Microbubbles (MBs) have been shown to create transient or lethal pores in cell membranes under the influence of ultrasound, known as ultrasound-mediated sonoporation. Several studies have reported enhanced drug delivery or local cell death induced by MBs that are either targeted to a specific biomarker (targeted microbubbles, tMBs) or that are not targeted (non-targeted microbubbles, ntMBs). However, both the exact mechanism and the optimal acoustic settings for sonoporation are still unknown. In this study we used real-time uptake patterns of propidium iodide, a fluorescent cell impermeable model drug, as a measure for sonoporation. Combined with high-speed optical recordings of MB displacement and ultra-high-speed recordings of MB oscillation, we aimed to identify differences in MB behavior responsible for either viable sonoporation or cell death. We compared ntMBs and tMBs with identical shell compositions exposed to long acoustic pulses (500–50,000 cycles) at various pressures (150–500 kPa).
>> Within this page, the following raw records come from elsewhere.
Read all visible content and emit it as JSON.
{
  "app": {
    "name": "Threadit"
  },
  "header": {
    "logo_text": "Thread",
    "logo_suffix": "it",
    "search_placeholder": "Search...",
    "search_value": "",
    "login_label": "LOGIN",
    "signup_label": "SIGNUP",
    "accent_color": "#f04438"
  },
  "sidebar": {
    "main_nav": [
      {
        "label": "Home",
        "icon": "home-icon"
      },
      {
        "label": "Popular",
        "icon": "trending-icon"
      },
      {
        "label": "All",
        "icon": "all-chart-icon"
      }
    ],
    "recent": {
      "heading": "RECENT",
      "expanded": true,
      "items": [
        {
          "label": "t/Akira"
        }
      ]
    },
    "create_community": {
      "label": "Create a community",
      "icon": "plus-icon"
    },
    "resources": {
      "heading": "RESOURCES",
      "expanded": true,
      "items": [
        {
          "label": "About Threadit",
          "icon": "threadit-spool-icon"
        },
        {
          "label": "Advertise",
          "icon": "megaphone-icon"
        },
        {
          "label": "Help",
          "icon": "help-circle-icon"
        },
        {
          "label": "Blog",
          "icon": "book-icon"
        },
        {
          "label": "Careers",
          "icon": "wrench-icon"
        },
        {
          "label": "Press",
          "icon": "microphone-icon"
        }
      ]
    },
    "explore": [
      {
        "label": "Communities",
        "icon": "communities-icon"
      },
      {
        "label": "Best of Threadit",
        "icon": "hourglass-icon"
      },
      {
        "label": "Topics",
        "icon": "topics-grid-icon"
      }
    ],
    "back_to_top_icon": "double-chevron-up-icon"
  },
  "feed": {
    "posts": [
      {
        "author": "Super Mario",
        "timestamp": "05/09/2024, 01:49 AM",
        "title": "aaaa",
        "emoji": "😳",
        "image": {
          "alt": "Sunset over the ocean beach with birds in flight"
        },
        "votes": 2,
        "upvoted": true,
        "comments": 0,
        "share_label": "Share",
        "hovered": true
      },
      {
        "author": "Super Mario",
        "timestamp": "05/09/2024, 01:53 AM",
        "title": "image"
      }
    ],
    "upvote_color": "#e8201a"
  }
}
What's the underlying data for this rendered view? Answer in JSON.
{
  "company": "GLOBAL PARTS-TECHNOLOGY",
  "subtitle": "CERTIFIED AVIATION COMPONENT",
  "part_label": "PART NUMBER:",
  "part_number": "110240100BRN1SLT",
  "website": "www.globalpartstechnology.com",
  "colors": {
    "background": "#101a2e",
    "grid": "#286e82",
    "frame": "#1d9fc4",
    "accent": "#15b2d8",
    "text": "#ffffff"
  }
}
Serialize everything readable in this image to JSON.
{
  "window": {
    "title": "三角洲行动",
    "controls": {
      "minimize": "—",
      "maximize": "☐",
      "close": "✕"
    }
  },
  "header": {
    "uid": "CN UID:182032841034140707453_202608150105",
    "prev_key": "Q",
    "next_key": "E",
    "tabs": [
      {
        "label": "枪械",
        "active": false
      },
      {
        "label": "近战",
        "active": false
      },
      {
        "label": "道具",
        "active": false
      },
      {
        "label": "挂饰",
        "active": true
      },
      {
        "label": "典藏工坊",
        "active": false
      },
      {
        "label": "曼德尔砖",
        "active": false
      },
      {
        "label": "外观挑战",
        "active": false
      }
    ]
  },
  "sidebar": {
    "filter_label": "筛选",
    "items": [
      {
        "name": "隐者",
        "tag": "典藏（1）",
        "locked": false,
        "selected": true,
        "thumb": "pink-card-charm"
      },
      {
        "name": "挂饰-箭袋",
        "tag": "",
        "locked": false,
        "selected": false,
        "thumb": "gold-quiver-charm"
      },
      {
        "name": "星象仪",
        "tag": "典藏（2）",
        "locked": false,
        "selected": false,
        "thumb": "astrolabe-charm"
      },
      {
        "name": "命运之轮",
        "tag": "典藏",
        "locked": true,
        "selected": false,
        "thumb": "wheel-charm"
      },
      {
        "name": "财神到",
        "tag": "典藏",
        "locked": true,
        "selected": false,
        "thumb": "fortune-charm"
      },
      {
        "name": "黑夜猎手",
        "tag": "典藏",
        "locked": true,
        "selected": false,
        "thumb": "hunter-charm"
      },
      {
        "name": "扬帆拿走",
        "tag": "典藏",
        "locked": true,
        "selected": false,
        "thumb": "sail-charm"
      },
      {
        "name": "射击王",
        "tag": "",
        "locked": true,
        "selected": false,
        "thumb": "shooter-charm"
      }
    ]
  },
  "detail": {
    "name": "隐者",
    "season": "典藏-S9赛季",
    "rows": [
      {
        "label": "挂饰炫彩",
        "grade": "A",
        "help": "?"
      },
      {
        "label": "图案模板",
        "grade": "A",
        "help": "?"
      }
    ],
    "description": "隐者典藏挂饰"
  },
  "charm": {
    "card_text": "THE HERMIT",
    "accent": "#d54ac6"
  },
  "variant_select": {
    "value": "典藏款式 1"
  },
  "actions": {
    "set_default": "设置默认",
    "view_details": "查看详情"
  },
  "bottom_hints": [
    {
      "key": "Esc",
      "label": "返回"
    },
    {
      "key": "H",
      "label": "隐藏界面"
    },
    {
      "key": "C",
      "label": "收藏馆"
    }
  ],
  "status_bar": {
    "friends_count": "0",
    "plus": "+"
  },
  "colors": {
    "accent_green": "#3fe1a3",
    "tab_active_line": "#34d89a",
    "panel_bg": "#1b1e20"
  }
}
Propidium iodide uptake highly correlated with cell viability; when the fluorescence intensity still increased 120 s after opening of the pore, this resulted in cell death. Higher acoustic pressures and longer cycles resulted in more displacing MBs and enhanced sonoporation. Non-displacing MBs were found to be the main contributor to cell death, while displacement of tMBs enhanced reversible sonoporation and preserved cell viability. Consequently, each therapeutic application requires different settings: non-displacing ntMBs or tMBs are advantageous for therapies requiring cell death, especially at 500 kPa and 50,000 cycles, whereas short acoustic pulses causing limited displacement should be used for drug delivery.